Prof Morris Ogenga Latigo (MP Agago North) wants the previous oil agreement to also be tabled before parliament and MPs allowed access. “I wish the minister could table Production Sharing Agreement for oil blocks where we have already discovered oil,” Ogenga wondered.
Ogenga who is also the chairperson of Acholi Technical Working Group on oil and gas implored fellow lawmakers to read and scrutinize the Kanywataba Production Sharing Agreement warning them that if parliament doesn’t provide oversight for the sector, then the country would be in trouble.
Speaker, Rebecca Kadaga, referred the Minister’s report and the Kanywataba oil agreement to the Committee on Natural Resources to scrutinize the report and report back to parliament. However, no time line was given on when the committee is supposed to report.
About Armour Energy

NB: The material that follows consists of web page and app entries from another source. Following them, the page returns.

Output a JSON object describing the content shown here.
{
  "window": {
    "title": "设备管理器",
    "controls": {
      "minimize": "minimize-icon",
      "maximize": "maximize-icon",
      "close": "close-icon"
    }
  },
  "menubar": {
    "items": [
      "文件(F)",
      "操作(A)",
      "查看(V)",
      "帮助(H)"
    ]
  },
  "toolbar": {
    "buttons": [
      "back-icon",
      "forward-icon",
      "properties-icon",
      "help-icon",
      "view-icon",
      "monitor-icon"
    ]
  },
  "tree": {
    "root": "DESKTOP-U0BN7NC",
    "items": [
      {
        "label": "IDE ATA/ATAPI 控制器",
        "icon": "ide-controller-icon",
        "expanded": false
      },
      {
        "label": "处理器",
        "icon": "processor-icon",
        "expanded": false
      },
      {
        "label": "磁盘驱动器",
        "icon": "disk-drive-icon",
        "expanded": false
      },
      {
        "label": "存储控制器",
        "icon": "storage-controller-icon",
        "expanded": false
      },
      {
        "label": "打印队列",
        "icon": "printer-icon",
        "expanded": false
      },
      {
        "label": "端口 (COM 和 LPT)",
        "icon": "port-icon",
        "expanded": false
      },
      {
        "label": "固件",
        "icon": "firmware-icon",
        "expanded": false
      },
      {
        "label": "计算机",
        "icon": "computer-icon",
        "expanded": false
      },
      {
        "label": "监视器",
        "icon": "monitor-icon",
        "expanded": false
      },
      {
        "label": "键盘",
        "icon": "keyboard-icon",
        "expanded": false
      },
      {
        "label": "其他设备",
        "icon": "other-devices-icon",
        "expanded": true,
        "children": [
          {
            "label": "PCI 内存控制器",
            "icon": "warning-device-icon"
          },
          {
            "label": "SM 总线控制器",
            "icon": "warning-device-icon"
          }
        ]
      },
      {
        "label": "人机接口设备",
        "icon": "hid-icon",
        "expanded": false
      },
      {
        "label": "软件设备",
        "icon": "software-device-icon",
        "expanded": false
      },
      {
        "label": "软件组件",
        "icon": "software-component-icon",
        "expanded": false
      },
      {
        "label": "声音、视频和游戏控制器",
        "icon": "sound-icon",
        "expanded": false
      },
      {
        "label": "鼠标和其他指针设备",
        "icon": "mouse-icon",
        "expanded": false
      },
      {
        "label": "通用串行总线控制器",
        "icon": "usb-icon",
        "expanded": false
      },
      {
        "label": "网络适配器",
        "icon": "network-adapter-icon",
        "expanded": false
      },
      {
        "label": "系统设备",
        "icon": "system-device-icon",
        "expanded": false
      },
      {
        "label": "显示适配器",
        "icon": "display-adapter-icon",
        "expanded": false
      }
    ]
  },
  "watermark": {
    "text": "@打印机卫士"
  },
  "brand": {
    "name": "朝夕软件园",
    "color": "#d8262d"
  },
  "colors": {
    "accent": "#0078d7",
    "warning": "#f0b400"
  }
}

Armour Energy Limited focuses on the discovery and development of natural gas and associated liquid resources in Australia. Armour Energy Limited was founded in 2009 and is based in Brisbane, Australia. It has 100% interests in the McArthur, South Nicholson, and Georgina Basins covering an area of 33 million acres in the Northern Territory and Queensland; and interests in the onshore Gippsland Basin, Victoria in joint venture with Lakes Oil NL. The company, through its subsidiaries, also holds interests in 7 exploration permits for minerals in Queensland among other oil and gas exploration works.